0 (default) or 1. Determines whether saffron generates the spectrum by binning all the peaks in the frequency domain or by evolution of all the complex exponentials in the time domain. The frequency-domain binning method is very fast and is therefore used as the default. However, it involves small rounding of peak positions, which can in some cases lead to imperfect phase interferences and small artifacts in the spectrum. The time-domain method is significantly slower, but accurate.
Expansion factor used in the simulation, should be between 0, 1, 2, 3 or 4. The higher, the more accurate is a simulation, but the slower it becomes, especially for 2D simulations. Default values are 4 for 1D and 2 for 2D.
Determines whether product rule is used or not (1 or 0). By default, it is not used, but simulations with spin systems with more than two nuclei it might run faster with the product rule. The spectral result is independent of this choice.
Determines which method to use to simulate ENDOR spectra. There are three methods:
Number of points for the frequency offset integration in the case of finite-length pulses. Typical values are between 10 and 100, but should be determined for each case individually.
FWHM (in MHz) of the Gaussian distribution of offset frequencies use in the offset integration in the case of finite-length pulses. Typically, this is about the inverse of the length of the first pulse in a pulse sequence, e.g. 100 MHz for a 10ns pulse.
A 1 indicates that the HYSCORE spectrum should be plotted with a logarithmic intensity scale. If 0 (the default), a linear scale is used.
Apodization window used before FFT. See apowin for details.
The factor by which the time domain signal array should be padded with zeros before FFT. E.g. with ZeroFillFactor=4, a 256-point array is padded to 1024 points.

For both ESEEM and ENDOR, saffron uses matrix-based methods similar to those employed by Mims (1972) to compute frequencies and amplitudes of all peaks. With these peaks, a spectrum histogram is constructed, from which the time-domain signal is obtained by inverse Fourier transform.

For the pre-defined sequences, saffron assumes ideal pulses with standard flip angles (two-pulse ESEEM: 90°-180°, three-pulse ESEEM 90°-90°-90°, HYSCORE 90°-90°-180°-90°).

For systems with several nuclei, saffron by default simulates without using product rules, but can employ them if wanted (see Options).

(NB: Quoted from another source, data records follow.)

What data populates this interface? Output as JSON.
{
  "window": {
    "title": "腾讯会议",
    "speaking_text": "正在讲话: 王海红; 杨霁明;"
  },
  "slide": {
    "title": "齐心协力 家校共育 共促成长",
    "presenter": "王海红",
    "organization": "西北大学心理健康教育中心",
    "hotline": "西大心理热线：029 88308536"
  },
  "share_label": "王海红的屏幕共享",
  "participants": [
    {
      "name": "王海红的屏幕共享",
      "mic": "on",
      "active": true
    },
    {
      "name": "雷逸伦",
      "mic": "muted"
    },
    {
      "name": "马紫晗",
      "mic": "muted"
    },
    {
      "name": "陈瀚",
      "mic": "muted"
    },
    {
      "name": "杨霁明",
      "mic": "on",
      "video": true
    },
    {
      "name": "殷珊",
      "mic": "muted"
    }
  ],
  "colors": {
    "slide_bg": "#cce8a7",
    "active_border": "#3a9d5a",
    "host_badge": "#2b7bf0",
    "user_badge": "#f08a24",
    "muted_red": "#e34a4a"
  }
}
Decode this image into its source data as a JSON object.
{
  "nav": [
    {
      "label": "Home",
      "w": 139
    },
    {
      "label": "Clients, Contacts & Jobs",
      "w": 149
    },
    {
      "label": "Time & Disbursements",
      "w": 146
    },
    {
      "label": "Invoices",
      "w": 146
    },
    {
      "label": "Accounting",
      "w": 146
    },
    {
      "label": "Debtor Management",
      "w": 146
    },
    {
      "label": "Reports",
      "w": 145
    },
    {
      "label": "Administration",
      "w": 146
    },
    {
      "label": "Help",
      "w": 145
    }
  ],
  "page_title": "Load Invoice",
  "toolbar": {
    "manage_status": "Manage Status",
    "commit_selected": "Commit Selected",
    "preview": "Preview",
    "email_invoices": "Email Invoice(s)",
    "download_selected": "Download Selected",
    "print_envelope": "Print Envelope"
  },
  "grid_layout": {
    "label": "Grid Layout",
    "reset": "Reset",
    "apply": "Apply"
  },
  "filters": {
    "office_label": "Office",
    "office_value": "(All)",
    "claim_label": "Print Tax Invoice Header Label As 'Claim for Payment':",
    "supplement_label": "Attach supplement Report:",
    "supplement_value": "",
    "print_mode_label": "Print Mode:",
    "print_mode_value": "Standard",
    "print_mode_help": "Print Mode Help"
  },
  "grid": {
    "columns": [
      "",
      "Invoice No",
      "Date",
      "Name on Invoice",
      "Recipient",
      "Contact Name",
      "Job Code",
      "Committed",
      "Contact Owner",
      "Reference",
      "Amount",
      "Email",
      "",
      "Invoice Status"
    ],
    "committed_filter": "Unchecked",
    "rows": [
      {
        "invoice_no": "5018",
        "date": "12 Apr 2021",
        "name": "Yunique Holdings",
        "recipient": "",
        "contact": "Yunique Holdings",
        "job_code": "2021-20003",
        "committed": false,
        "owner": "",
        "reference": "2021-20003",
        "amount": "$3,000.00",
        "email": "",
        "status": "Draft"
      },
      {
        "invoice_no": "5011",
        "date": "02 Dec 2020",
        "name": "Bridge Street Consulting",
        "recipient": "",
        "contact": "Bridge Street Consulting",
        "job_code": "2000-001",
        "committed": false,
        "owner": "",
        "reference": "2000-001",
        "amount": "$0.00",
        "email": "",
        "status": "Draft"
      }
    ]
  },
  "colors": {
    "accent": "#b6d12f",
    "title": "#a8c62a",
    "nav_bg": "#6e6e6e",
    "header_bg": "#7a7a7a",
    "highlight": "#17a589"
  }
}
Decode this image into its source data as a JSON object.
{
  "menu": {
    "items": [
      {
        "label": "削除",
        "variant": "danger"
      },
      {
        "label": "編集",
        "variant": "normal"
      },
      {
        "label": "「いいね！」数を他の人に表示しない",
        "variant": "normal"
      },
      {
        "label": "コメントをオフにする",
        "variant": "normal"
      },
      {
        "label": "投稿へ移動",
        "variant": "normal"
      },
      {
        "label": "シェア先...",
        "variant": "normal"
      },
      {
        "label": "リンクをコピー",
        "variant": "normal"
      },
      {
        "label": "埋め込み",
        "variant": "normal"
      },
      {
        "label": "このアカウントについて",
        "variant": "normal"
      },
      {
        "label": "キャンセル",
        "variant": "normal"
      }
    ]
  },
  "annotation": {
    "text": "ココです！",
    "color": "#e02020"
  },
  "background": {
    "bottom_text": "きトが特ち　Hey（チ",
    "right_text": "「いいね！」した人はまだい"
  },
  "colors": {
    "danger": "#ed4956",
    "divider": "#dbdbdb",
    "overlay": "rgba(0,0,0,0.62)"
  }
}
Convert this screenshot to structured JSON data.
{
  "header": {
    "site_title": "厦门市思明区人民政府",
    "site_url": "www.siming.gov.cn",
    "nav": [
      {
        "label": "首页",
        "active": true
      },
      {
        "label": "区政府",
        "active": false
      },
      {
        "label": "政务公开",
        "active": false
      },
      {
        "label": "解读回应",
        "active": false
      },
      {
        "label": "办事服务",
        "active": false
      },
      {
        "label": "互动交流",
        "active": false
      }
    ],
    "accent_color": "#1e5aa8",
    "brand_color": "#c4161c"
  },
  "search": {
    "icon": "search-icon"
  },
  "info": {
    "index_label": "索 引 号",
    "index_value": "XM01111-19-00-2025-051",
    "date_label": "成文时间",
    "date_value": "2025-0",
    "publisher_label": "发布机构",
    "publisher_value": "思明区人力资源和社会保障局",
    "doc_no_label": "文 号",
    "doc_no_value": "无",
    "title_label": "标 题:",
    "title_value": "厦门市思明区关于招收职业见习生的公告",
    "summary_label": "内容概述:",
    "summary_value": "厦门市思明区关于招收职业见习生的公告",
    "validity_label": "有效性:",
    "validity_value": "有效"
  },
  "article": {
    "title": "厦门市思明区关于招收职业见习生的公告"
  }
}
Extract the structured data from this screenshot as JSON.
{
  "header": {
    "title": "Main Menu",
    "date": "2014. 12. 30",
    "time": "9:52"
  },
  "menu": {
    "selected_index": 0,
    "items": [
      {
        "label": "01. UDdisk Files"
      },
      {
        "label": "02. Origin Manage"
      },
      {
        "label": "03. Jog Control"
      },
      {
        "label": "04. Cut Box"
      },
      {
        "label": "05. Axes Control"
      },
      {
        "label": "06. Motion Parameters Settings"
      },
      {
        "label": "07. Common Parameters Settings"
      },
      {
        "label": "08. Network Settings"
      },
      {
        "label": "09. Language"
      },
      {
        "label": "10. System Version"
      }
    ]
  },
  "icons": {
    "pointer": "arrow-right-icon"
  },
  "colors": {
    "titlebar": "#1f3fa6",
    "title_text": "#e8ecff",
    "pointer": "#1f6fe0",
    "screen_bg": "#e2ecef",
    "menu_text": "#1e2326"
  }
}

For high-electron spin systems, all terms in the zero-field splitting, even the nonsecular ones, are taken into account.

To generate the spectrum from the time-domain signal, saffron performs (1) baseline correction, (2) apodization with a Hamming window, (3) zero-filling, and (4) FFT.

All the theory is described in

See also

nucfrq2d, salt, pepper